◆ **INSTRUCTIONS FOR THE TASK**: Output every record precisely.

◆ **DATA SHOWN**:
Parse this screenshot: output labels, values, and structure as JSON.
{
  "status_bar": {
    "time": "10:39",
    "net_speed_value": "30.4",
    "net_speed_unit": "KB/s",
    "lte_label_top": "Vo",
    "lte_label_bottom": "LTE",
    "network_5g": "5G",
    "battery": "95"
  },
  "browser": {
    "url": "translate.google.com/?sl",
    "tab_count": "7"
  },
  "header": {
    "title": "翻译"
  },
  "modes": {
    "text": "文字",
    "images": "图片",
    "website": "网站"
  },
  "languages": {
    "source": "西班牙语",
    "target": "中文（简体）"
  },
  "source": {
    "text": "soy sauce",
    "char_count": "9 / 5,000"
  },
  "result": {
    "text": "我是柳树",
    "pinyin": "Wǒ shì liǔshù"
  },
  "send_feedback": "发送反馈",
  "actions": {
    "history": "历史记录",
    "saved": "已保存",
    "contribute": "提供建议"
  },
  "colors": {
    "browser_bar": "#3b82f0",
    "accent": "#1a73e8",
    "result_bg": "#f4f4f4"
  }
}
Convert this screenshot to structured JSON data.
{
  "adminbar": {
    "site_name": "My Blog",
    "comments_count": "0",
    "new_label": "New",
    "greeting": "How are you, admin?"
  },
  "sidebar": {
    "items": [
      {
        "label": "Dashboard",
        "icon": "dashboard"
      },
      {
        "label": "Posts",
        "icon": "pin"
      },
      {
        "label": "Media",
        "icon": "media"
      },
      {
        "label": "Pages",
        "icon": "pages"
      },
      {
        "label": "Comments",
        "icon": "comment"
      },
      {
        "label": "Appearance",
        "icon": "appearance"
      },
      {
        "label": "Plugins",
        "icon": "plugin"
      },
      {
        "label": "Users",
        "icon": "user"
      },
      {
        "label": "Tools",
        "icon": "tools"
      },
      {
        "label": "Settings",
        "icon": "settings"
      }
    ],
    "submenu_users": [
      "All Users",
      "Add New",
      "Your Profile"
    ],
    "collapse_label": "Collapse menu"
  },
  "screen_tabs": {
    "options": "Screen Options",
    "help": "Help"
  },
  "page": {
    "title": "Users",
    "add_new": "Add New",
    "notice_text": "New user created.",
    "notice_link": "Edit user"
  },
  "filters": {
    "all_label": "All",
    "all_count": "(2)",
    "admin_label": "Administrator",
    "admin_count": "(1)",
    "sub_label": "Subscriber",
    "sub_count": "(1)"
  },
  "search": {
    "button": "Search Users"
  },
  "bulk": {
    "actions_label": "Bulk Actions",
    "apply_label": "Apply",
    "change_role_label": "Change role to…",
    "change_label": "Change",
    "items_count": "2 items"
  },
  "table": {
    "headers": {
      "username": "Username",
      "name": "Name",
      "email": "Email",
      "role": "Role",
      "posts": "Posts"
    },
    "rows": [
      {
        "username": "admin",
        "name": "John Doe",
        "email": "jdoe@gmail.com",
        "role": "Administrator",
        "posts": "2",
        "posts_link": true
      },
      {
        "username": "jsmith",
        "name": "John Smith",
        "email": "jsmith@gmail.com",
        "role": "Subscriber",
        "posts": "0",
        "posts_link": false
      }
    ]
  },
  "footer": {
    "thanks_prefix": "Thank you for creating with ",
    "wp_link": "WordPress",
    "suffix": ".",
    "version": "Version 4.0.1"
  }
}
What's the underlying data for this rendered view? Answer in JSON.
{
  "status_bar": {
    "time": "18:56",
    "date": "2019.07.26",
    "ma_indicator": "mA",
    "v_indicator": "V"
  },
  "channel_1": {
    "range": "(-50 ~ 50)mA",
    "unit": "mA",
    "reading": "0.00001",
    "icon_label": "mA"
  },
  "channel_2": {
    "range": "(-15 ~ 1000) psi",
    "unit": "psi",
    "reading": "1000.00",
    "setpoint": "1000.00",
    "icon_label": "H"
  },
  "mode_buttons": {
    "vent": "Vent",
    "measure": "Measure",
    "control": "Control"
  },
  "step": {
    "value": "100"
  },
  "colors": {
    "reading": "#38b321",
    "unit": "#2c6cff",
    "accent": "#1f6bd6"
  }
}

◆ **EXERCISE RESPONSE**:
Parse this screenshot: output labels, values, and structure as JSON.
{
  "status_bar": {
    "time": "10:39",
    "net_speed_value": "30.4",
    "net_speed_unit": "KB/s",
    "lte_label_top": "Vo",
    "lte_label_bottom": "LTE",
    "network_5g": "5G",
    "battery": "95"
  },
  "browser": {
    "url": "translate.google.com/?sl",
    "tab_count": "7"
  },
  "header": {
    "title": "翻译"
  },
  "modes": {
    "text": "文字",
    "images": "图片",
    "website": "网站"
  },
  "languages": {
    "source": "西班牙语",
    "target": "中文（简体）"
  },
  "source": {
    "text": "soy sauce",
    "char_count": "9 / 5,000"
  },
  "result": {
    "text": "我是柳树",
    "pinyin": "Wǒ shì liǔshù"
  },
  "send_feedback": "发送反馈",
  "actions": {
    "history": "历史记录",
    "saved": "已保存",
    "contribute": "提供建议"
  },
  "colors": {
    "browser_bar": "#3b82f0",
    "accent": "#1a73e8",
    "result_bg": "#f4f4f4"
  }
}
Convert this screenshot to structured JSON data.
{
  "adminbar": {
    "site_name": "My Blog",
    "comments_count": "0",
    "new_label": "New",
    "greeting": "How are you, admin?"
  },
  "sidebar": {
    "items": [
      {
        "label": "Dashboard",
        "icon": "dashboard"
      },
      {
        "label": "Posts",
        "icon": "pin"
      },
      {
        "label": "Media",
        "icon": "media"
      },
      {
        "label": "Pages",
        "icon": "pages"
      },
      {
        "label": "Comments",
        "icon": "comment"
      },
      {
        "label": "Appearance",
        "icon": "appearance"
      },
      {
        "label": "Plugins",
        "icon": "plugin"
      },
      {
        "label": "Users",
        "icon": "user"
      },
      {
        "label": "Tools",
        "icon": "tools"
      },
      {
        "label": "Settings",
        "icon": "settings"
      }
    ],
    "submenu_users": [
      "All Users",
      "Add New",
      "Your Profile"
    ],
    "collapse_label": "Collapse menu"
  },
  "screen_tabs": {
    "options": "Screen Options",
    "help": "Help"
  },
  "page": {
    "title": "Users",
    "add_new": "Add New",
    "notice_text": "New user created.",
    "notice_link": "Edit user"
  },
  "filters": {
    "all_label": "All",
    "all_count": "(2)",
    "admin_label": "Administrator",
    "admin_count": "(1)",
    "sub_label": "Subscriber",
    "sub_count": "(1)"
  },
  "search": {
    "button": "Search Users"
  },
  "bulk": {
    "actions_label": "Bulk Actions",
    "apply_label": "Apply",
    "change_role_label": "Change role to…",
    "change_label": "Change",
    "items_count": "2 items"
  },
  "table": {
    "headers": {
      "username": "Username",
      "name": "Name",
      "email": "Email",
      "role": "Role",
      "posts": "Posts"
    },
    "rows": [
      {
        "username": "admin",
        "name": "John Doe",
        "email": "jdoe@gmail.com",
        "role": "Administrator",
        "posts": "2",
        "posts_link": true
      },
      {
        "username": "jsmith",
        "name": "John Smith",
        "email": "jsmith@gmail.com",
        "role": "Subscriber",
        "posts": "0",
        "posts_link": false
      }
    ]
  },
  "footer": {
    "thanks_prefix": "Thank you for creating with ",
    "wp_link": "WordPress",
    "suffix": ".",
    "version": "Version 4.0.1"
  }
}
What's the underlying data for this rendered view? Answer in JSON.
{
  "status_bar": {
    "time": "18:56",
    "date": "2019.07.26",
    "ma_indicator": "mA",
    "v_indicator": "V"
  },
  "channel_1": {
    "range": "(-50 ~ 50)mA",
    "unit": "mA",
    "reading": "0.00001",
    "icon_label": "mA"
  },
  "channel_2": {
    "range": "(-15 ~ 1000) psi",
    "unit": "psi",
    "reading": "1000.00",
    "setpoint": "1000.00",
    "icon_label": "H"
  },
  "mode_buttons": {
    "vent": "Vent",
    "measure": "Measure",
    "control": "Control"
  },
  "step": {
    "value": "100"
  },
  "colors": {
    "reading": "#38b321",
    "unit": "#2c6cff",
    "accent": "#1f6bd6"
  }
}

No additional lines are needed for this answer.